I remember when I first got my PS4. I was so excited to be entering the new age of gaming. Games were faster, smarter, and looked better, though I didn’t care about any of that. The entire reason I wanted a PS4 was Destiny. I was completely consumed by it. I ate up what story there was, I looked up weapon reviews, I mastered each class, and wrote out which specs were best for situation. So, when Destiny 2 was announced, I screamed a little.
Destiny 2 boasted a better, more developed and engaging story, new weapons, new gear, new cosmetic items, and the promise that Bungie understood what the players wanted and that they were going to develop what Destiny should have been. After sinking more hours than I care to admit into Destiny 2 thus far, and barely feeling like I scratched the surface, I can whole heartedly agree that Destiny 2 is everything I wanted and expected from Destiny.
For returning players, Destiny 2 starts with a montage of the player’s accomplishments ranging from completing the main story to topping the Taken King, Oryx. It’s a touching moment that thanks the players for keeping their journey going and adds to the stakes set in the story. And the story packs a punch. The Traveler, the main source of power for guardians, is attacked by Ghaul and his Red Legion, a faction of the Cabal, an alien race in Destiny. Ghaul feels as if the Traveler chose the wrong race and believes he is capable of being a guardian. He demolishes the city and shatters the link between guardians and the Traveler, removing all power from the guardians, reducing them to mere mortals. The rest of the campaign follows the player as they attempt to regain their light, pull the Vanguard back together, and fight Ghaul to take back the city and the Traveler.
The voice acting and writing in Destiny 2 is fantastic. Characters are given much love and care. The interactions between characters is sincere and funny. Cayde-6 steals the show once again, but new additions, such as Failsafe, add more brevity to the crushing story. Ikora and Zavala are given more prominent roles as leaders of the Vanguard factions, and are portrayed as actual humans with motives and desires, making them more than their stoic presentation in Destiny. All the dialogue feels honest and less like a script. Each character acts, as if, by free will, allowing players to further immerse themselves in the world. While the story is leaps and bounds better and more engaging then Destiny, it stills feels thin and falls short. During the story, cut scenes show Ghaul trying to understand why the light never accepted him and he almost goes through a personal change and understands what the light wants, but at the key moment of potential change, he pulls back and reverts to his murderous self. The moment is weak and feels like a cop out. His story arc felt rushed and left me wanting more.
After the story, the real meat and potatoes of Destiny 2 opens.

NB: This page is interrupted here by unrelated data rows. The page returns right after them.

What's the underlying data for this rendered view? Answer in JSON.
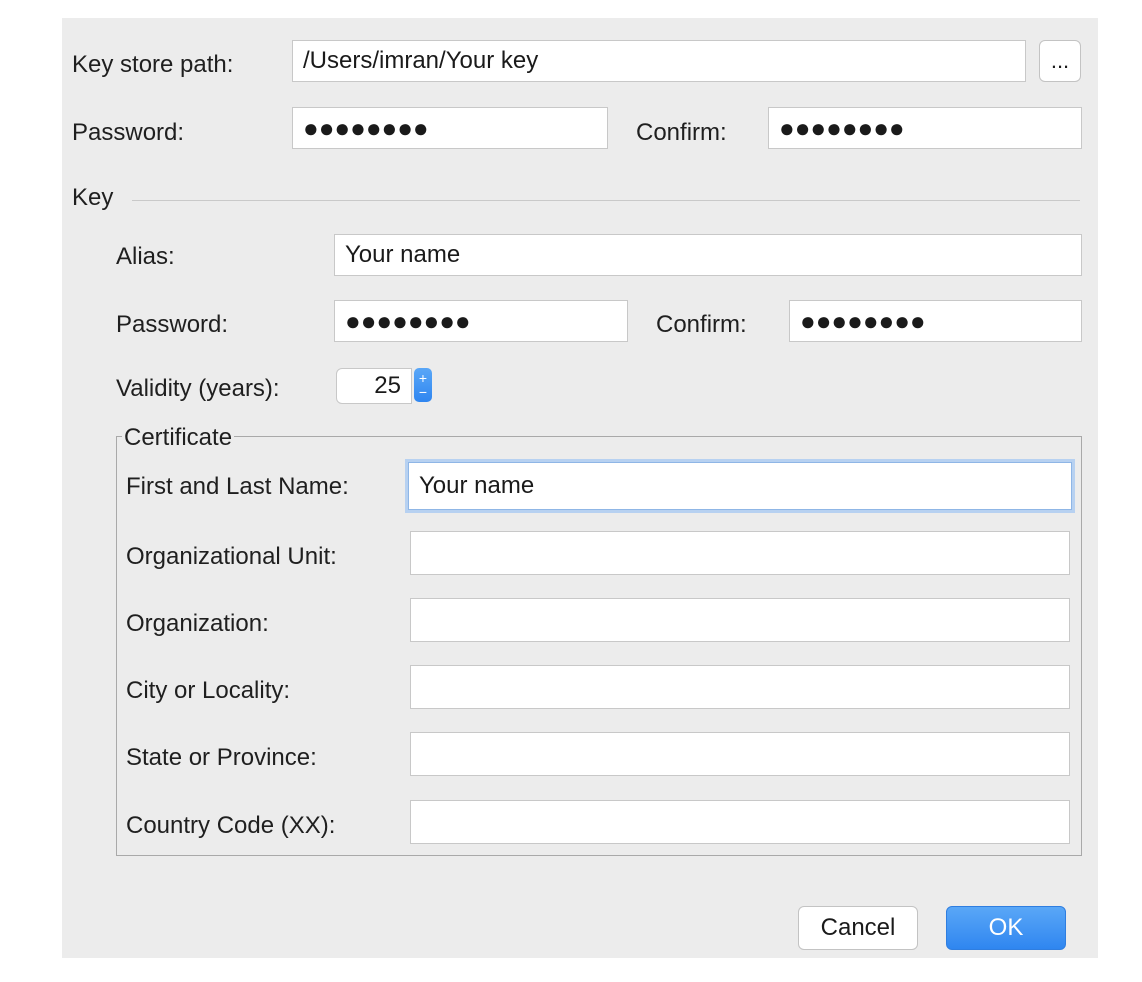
{
  "keystore": {
    "path_label": "Key store path:",
    "path_value": "/Users/imran/Your key",
    "browse_label": "...",
    "password_label": "Password:",
    "password_value": "●●●●●●●●",
    "confirm_label": "Confirm:",
    "confirm_value": "●●●●●●●●"
  },
  "key": {
    "section_label": "Key",
    "alias_label": "Alias:",
    "alias_value": "Your name",
    "password_label": "Password:",
    "password_value": "●●●●●●●●",
    "confirm_label": "Confirm:",
    "confirm_value": "●●●●●●●●",
    "validity_label": "Validity (years):",
    "validity_value": "25",
    "spinner_up": "+",
    "spinner_down": "−"
  },
  "certificate": {
    "title": "Certificate",
    "fields": [
      {
        "label": "First and Last Name:",
        "value": "Your name"
      },
      {
        "label": "Organizational Unit:",
        "value": ""
      },
      {
        "label": "Organization:",
        "value": ""
      },
      {
        "label": "City or Locality:",
        "value": ""
      },
      {
        "label": "State or Province:",
        "value": ""
      },
      {
        "label": "Country Code (XX):",
        "value": ""
      }
    ]
  },
  "buttons": {
    "cancel": "Cancel",
    "ok": "OK"
  },
  "colors": {
    "dialog_bg": "#ececec",
    "accent": "#2f86f0",
    "focus_ring": "#b7d1f1"
  }
}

Players could pit themselves against other players in the Crucible or team up to take on harder foes in Strikes, Nightfalls, and Raids. This is where Destiny 2 could make or break if players love or hate the game. Everything is, from this point forward, repeated over and over to get better and better loot. Replaying content rarely feels tiring or boring since Destiny 2 has multiple interactions between characters for each strike, or different players could offer different strategies for overcoming challenges. The faster players can clear certain content gives a strong sense of progression. Harder content means you, as a player, are getting stronger and more skilled. Destiny 2 creates a cycle that encourages players to constantly be doing something, and anything that the player does is rewarding one way or another.
Destiny 2 also changed the UI up, particularly in the pause menu and directory. Everything has been streamlined and is easier to use and understand. Quests aren’t a separate section anymore and have very easy to follow instructions and parameters. Each planet or patrol zone has a map that players can access and follow at any time. The equipment screen has been simplified and made easier to understand. Players can jump between planets in mere seconds to reach a public event on Earth, then jump to an adventure on Io, one of Jupiter’s moons. The revamped menus give players the power to easily plan and make the most out of their play time.
The new raid isn’t out yet, but from what I’ve sunken into Destiny 2 and how it feels to play, Destiny 2 is something players shouldn’t miss out on. It’s a beefy FPS that rewards players for doing absolutely anything in the game. The characters are honest and funny. The story isn’t half bad and the gameplay is superb. There is something here for everyone. This is the sequel that players have been waiting for.
Destiny 2 is available now on PlayStation 4 and Xbox One. A PC version is slated for an October 24th release. This review is based on a PS4 copy paid for by the writer.